How do I clean cutting boards with vinegar?
If you’re going to clean your cutting board with vinegar, first wash it with hot soapy water, then dry with a clean paper towel. You can either rub or spray on the vinegar (1 cup to 5 cups hot water).
Feel free to use a vinegar wash on cutting boards you typically shop fruits, veggies, nuts, etc..
Does lemon and baking soda disinfect cutting boards?
No, even though lemon is acidic and it has some antibacterial properties and acts as an antiseptic, it will not kill E.Coli, Salmonella or other foodborne pathogens.
The combination does not act as a disinfectant, although it will burn the spit out of a cut you may have on your hand.
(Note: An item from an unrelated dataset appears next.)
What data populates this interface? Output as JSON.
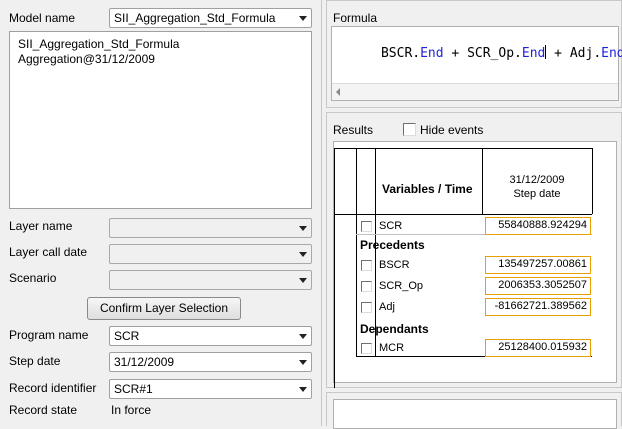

Lemon and baking soda do make for a pretty awesome cleaner.
Are wooden cutting boards sanitary?
Yes, a wooden cutting board is sanitary; however, special care must be given to it after you use it to cut raw meat. I would highly recommend you wash it with hot soapy water, then disinfect it with household bleach.
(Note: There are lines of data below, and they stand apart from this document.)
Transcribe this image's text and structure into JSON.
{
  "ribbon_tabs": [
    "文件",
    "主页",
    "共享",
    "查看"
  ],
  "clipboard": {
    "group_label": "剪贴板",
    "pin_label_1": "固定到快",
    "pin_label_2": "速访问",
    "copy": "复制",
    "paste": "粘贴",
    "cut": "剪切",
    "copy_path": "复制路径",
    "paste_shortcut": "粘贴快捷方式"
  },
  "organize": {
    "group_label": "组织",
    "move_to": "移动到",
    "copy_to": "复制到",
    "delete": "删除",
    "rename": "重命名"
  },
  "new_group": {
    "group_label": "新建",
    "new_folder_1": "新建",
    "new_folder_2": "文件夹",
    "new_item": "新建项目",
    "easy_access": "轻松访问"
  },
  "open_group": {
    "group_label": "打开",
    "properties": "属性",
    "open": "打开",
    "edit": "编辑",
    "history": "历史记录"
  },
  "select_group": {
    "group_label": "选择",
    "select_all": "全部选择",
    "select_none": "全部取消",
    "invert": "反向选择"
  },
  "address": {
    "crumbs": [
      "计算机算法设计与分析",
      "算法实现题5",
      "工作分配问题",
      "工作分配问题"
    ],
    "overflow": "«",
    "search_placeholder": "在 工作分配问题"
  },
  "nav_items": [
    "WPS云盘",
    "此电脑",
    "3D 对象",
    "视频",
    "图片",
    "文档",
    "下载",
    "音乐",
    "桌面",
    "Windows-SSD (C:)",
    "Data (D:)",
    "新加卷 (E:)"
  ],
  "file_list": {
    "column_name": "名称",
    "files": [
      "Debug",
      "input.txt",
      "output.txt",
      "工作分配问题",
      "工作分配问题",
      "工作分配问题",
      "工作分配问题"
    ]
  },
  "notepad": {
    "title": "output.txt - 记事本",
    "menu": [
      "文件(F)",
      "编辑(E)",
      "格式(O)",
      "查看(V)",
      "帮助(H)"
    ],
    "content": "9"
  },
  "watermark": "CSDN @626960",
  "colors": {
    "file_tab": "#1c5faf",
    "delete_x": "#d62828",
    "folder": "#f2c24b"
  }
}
When it comes to using a wooden cutting board, you really need to be extra cautious when it comes to properly clean it. Bacteria have a way of finding a small little sliver and burrowing its ugly head deep into the fibers of the wood.
Personally, I don’t like using my wood cutting boards for raw meat. When I do use it, I’m usually chopping nuts, garlic or ginger. Don’t ask me why because I don’t know why I use it for that; I just do.
How often do cutting boards need to be replaced?
That’s totally up to you, but as a point of reference, always replace your nonporous plastic and wooden cutting boards once they become excessively worn, or develop a lot of very hard to clean groves from your knives.
According to my mother who’s still using the same solid wood cutting board for 58 years; “Cutting boards last forever. I’ve never had a problem with this one”.
Really…really mom? If I told you how many times both my mother and father had food poisoning it would blow your mind.
Although there are many different ways to clean your cutting boards, please remember with everything, there is never a substitute for hot soapy water followed by a good bleach bath for sanitizing cutting boards.
What do you use to clean your cutting boards? Let me know in the comments.
Until we meet again,
For more information about cutting boards and food safety, please visit USDA FSIS.